Transporting food thousands of miles farm to market has its consequences. Not only does this practice leave a heavy carbon footprint and mean food is not as fresh as if locally grown, but the Environmental Working Group (EWG) has found it also allows toxic chemicals to enter our food supply. Of particular concern are the plastic pallets "used to ship, cool and store produce." These pallets contain decabromodiphenyl ether (Deca), a toxic flame retardant that may be leaching into our food.
Deca is a neurotoxin and suspected carcinogen that persists in the environment and accumulates in human tissue. Millions of plastic pallets, each containing 3.4 pounds of Deca (according to industry estimates) are currently in use.

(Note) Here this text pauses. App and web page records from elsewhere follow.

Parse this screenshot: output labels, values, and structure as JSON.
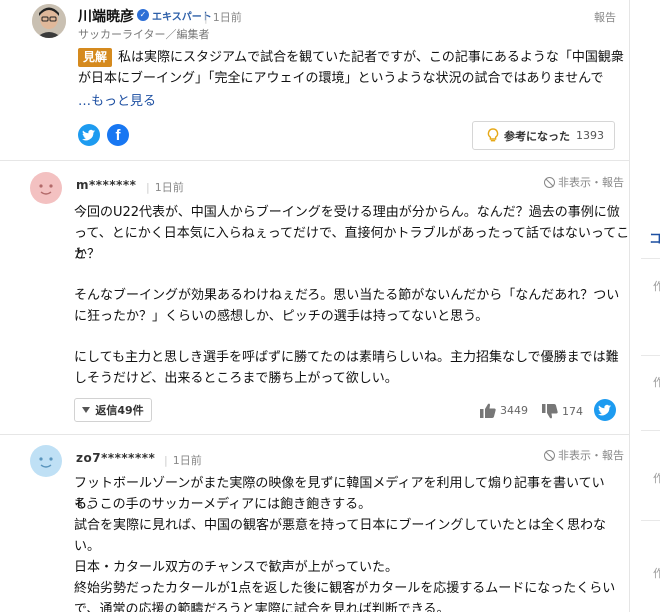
{
  "expert_comment": {
    "name": "川端暁彦",
    "badge": "エキスパート",
    "time": "1日前",
    "role": "サッカーライター／編集者",
    "report": "報告",
    "tag": "見解",
    "body_line1": "私は実際にスタジアムで試合を観ていた記者ですが、この記事にあるような「中国観衆",
    "body_line2": "が日本にブーイング」「完全にアウェイの環境」というような状況の試合ではありませんで",
    "more": "…もっと見る",
    "helpful_label": "参考になった",
    "helpful_count": "1393"
  },
  "comments": [
    {
      "user": "m*******",
      "time": "1日前",
      "hide_report": "非表示・報告",
      "paragraphs": [
        [
          "今回のU22代表が、中国人からブーイングを受ける理由が分からん。なんだ？過去の事例に倣",
          "って、とにかく日本気に入らねぇってだけで、直接何かトラブルがあったって話ではないってこと",
          "か？"
        ],
        [
          "そんなブーイングが効果あるわけねぇだろ。思い当たる節がないんだから「なんだあれ？つい",
          "に狂ったか？」くらいの感想しか、ピッチの選手は持ってないと思う。"
        ],
        [
          "にしても主力と思しき選手を呼ばずに勝てたのは素晴らしいね。主力招集なしで優勝までは難",
          "しそうだけど、出来るところまで勝ち上がって欲しい。"
        ]
      ],
      "reply_label": "返信",
      "reply_count": "49件",
      "likes": "3449",
      "dislikes": "174"
    },
    {
      "user": "zo7********",
      "time": "1日前",
      "hide_report": "非表示・報告",
      "lines": [
        "フットボールゾーンがまた実際の映像を見ずに韓国メディアを利用して煽り記事を書いている。",
        "もうこの手のサッカーメディアには飽き飽きする。",
        "試合を実際に見れば、中国の観客が悪意を持って日本にブーイングしていたとは全く思わな",
        "い。",
        "日本・カタール双方のチャンスで歓声が上がっていた。",
        "終始劣勢だったカタールが1点を返した後に観客がカタールを応援するムードになったくらい",
        "で、通常の応援の範疇だろうと実際に試合を見れば判断できる。"
      ]
    }
  ],
  "right_column": {
    "link": "コ",
    "small1": "作",
    "small2": "作",
    "small3": "作",
    "small4": "作"
  },
  "colors": {
    "accent_link": "#1e50a2",
    "tag_bg": "#d58a1e",
    "twitter": "#1d9bf0",
    "facebook": "#1877f2"
  }
}
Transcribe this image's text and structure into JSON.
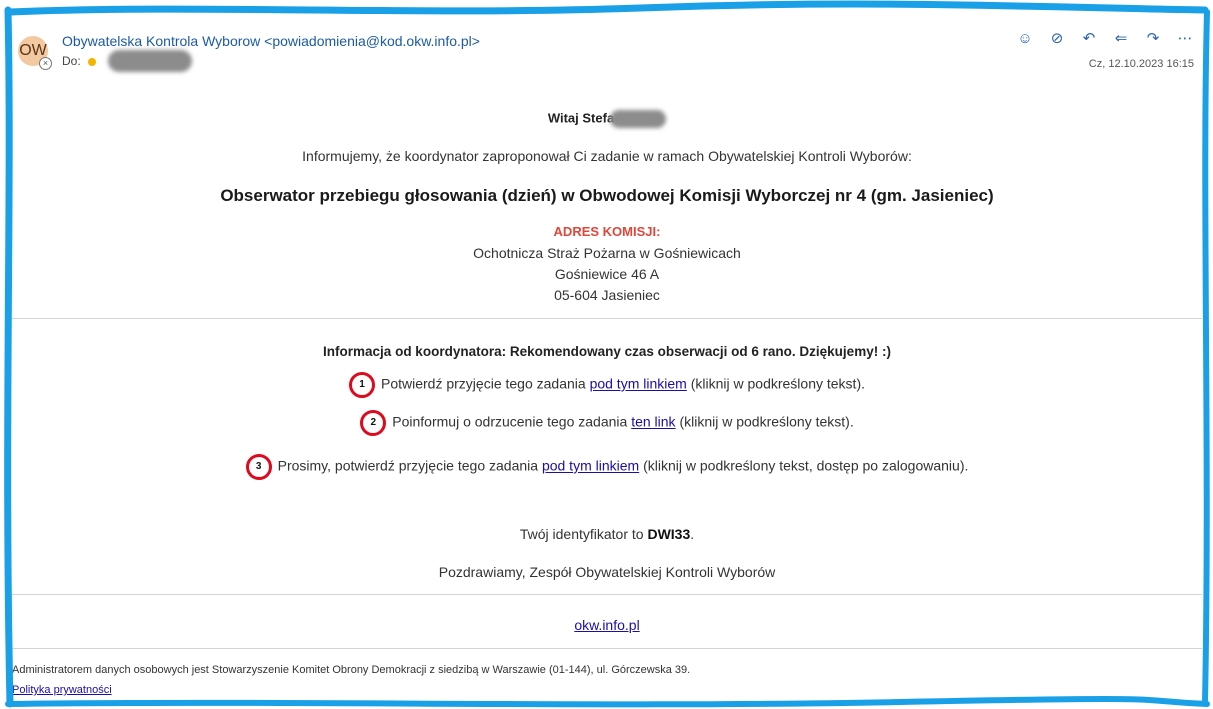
{
  "header": {
    "avatar_initials": "OW",
    "sender": "Obywatelska Kontrola Wyborow <powiadomienia@kod.okw.info.pl>",
    "to_label": "Do:",
    "date": "Cz, 12.10.2023 16:15",
    "toolbar_icons": [
      "emoji-icon",
      "block-icon",
      "reply-icon",
      "reply-all-icon",
      "forward-icon",
      "more-icon"
    ]
  },
  "body": {
    "greeting": "Witaj Stefa",
    "intro": "Informujemy, że koordynator zaproponował Ci zadanie w ramach Obywatelskiej Kontroli Wyborów:",
    "task_title": "Obserwator przebiegu głosowania (dzień) w Obwodowej Komisji Wyborczej nr 4 (gm. Jasieniec)",
    "address_label": "ADRES KOMISJI:",
    "address_lines": [
      "Ochotnicza Straż Pożarna w Gośniewicach",
      "Gośniewice 46 A",
      "05-604 Jasieniec"
    ],
    "coordinator_info": "Informacja od koordynatora: Rekomendowany czas obserwacji od 6 rano. Dziękujemy! :)",
    "actions": [
      {
        "number": "1",
        "before": "Potwierdź przyjęcie tego zadania ",
        "link": "pod tym linkiem",
        "after": " (kliknij w podkreślony tekst)."
      },
      {
        "number": "2",
        "before": "Poinformuj o odrzucenie tego zadania ",
        "link": "ten link",
        "after": " (kliknij w podkreślony tekst)."
      },
      {
        "number": "3",
        "before": "Prosimy, potwierdź przyjęcie tego zadania ",
        "link": "pod tym linkiem",
        "after": " (kliknij w podkreślony tekst, dostęp po zalogowaniu)."
      }
    ],
    "identifier_prefix": "Twój identyfikator to ",
    "identifier": "DWI33",
    "identifier_suffix": ".",
    "regards": "Pozdrawiamy, Zespół Obywatelskiej Kontroli Wyborów",
    "site_link": "okw.info.pl"
  },
  "footer": {
    "admin_text": "Administratorem danych osobowych jest Stowarzyszenie Komitet Obrony Demokracji z siedzibą w Warszawie (01-144), ul. Górczewska 39.",
    "privacy_link": "Polityka prywatności"
  },
  "colors": {
    "frame": "#1aa0e6",
    "link": "#1a0dab",
    "sender": "#1d5aa6",
    "address_label": "#e0473a",
    "marker": "#e0081c"
  }
}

These contaminated pallets could introduce millions of pounds of toxic fire retardant into the environment each year…
It is standard practice in the food industry to "hydro-cool" produce by submerging food stacked on pallets in water or by dripping water over stacked pallets containing produce. Preliminary studies strongly suggest that Deca leaches from pallets into the cooling water. Because water is recycled numerous times during the hydro-cooling process, considerable levels of Deca residue could be left on hydro-cooled produce.
EWG has asked the FDA to order the stoppage of the use of "Deca-treated plastic food pallets in the food industry." The FDA has not approved Deca pallets for hydro-cooling, yet the industry has taken up the practice. The plastic pallets are currently being used by "General Mills, Borders Melon Company, PepsiCo, Cott, Okray Family Farms, and Martoni Farms, with trials up and running at Dole Foods and Kraft," according to EWG. Richard Wiles, EWG's senior Vice President and for Policy and Communications explains:
Fruits and vegetables are an essential part of a healthy diet, but contaminated produce pallets could cause millions of men, women and children to consume harmful levels of a chemical neurotoxin. A toxic chemical designed to suppress fire should not be allowed to taint the food we eat.
My green interests were sparked as a youth, when I dreamed of being a Rainbow Warrior. I became a vegetarian at the age of sixteen and decided I wanted to live in the mountains sustainably. I’ve been living off the grid and growing my own food now for fourteen years. We have built an eco-home from salvage timber off our land, which we milled ourselves. We produce electrical power from our creek, and daily hikes are part of our family’s routine. Extending my eco-values to my children is only natural, as I try to raise world citizens with the smallest carbon footprint possible. It’s not always easy, with the commercialization of childhood, but I strongly believe my children will benefit in the long run. I am also a teacher, artist, and yoga instructor.